[Material to process Boundary: Start]
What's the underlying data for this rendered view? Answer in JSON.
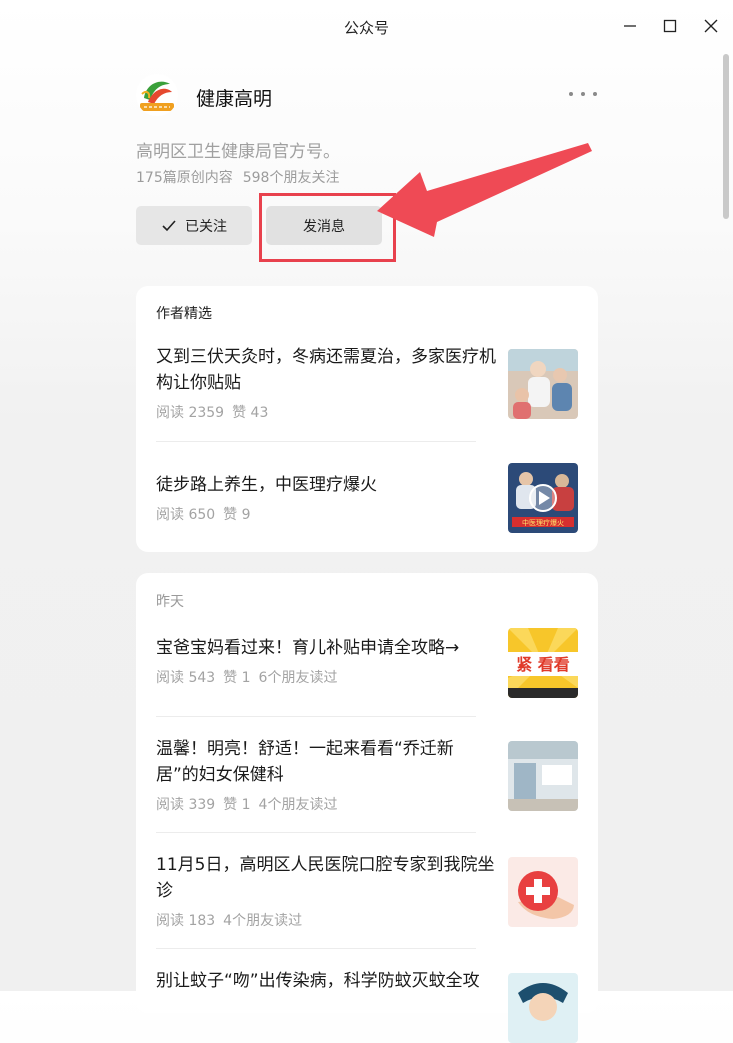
{
  "window": {
    "title": "公众号"
  },
  "account": {
    "name": "健康高明",
    "avatar_text": "健康高明",
    "description": "高明区卫生健康局官方号。",
    "original_count": "175篇原创内容",
    "friends_following": "598个朋友关注"
  },
  "actions": {
    "follow_label": "已关注",
    "message_label": "发消息"
  },
  "featured": {
    "header": "作者精选",
    "items": [
      {
        "title": "又到三伏天灸时，冬病还需夏治，多家医疗机构让你贴贴",
        "reads": "阅读 2359",
        "likes": "赞 43"
      },
      {
        "title": "徒步路上养生，中医理疗爆火",
        "reads": "阅读 650",
        "likes": "赞 9",
        "thumb_caption": "中医理疗爆火"
      }
    ]
  },
  "yesterday": {
    "header": "昨天",
    "items": [
      {
        "title": "宝爸宝妈看过来！育儿补贴申请全攻略→",
        "reads": "阅读 543",
        "likes": "赞 1",
        "friends": "6个朋友读过",
        "thumb_text": "紧 看看"
      },
      {
        "title": "温馨！明亮！舒适！一起来看看“乔迁新居”的妇女保健科",
        "reads": "阅读 339",
        "likes": "赞 1",
        "friends": "4个朋友读过"
      },
      {
        "title": "11月5日，高明区人民医院口腔专家到我院坐诊",
        "reads": "阅读 183",
        "friends": "4个朋友读过"
      },
      {
        "title": "别让蚊子“吻”出传染病，科学防蚊灭蚊全攻"
      }
    ]
  },
  "colors": {
    "highlight": "#e8414d",
    "arrow": "#ef4a55"
  }
}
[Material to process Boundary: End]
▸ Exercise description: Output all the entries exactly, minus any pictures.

▸ Solution for this task:
What's the underlying data for this rendered view? Answer in JSON.
{
  "window": {
    "title": "公众号"
  },
  "account": {
    "name": "健康高明",
    "avatar_text": "健康高明",
    "description": "高明区卫生健康局官方号。",
    "original_count": "175篇原创内容",
    "friends_following": "598个朋友关注"
  },
  "actions": {
    "follow_label": "已关注",
    "message_label": "发消息"
  },
  "featured": {
    "header": "作者精选",
    "items": [
      {
        "title": "又到三伏天灸时，冬病还需夏治，多家医疗机构让你贴贴",
        "reads": "阅读 2359",
        "likes": "赞 43"
      },
      {
        "title": "徒步路上养生，中医理疗爆火",
        "reads": "阅读 650",
        "likes": "赞 9",
        "thumb_caption": "中医理疗爆火"
      }
    ]
  },
  "yesterday": {
    "header": "昨天",
    "items": [
      {
        "title": "宝爸宝妈看过来！育儿补贴申请全攻略→",
        "reads": "阅读 543",
        "likes": "赞 1",
        "friends": "6个朋友读过",
        "thumb_text": "紧 看看"
      },
      {
        "title": "温馨！明亮！舒适！一起来看看“乔迁新居”的妇女保健科",
        "reads": "阅读 339",
        "likes": "赞 1",
        "friends": "4个朋友读过"
      },
      {
        "title": "11月5日，高明区人民医院口腔专家到我院坐诊",
        "reads": "阅读 183",
        "friends": "4个朋友读过"
      },
      {
        "title": "别让蚊子“吻”出传染病，科学防蚊灭蚊全攻"
      }
    ]
  },
  "colors": {
    "highlight": "#e8414d",
    "arrow": "#ef4a55"
  }
}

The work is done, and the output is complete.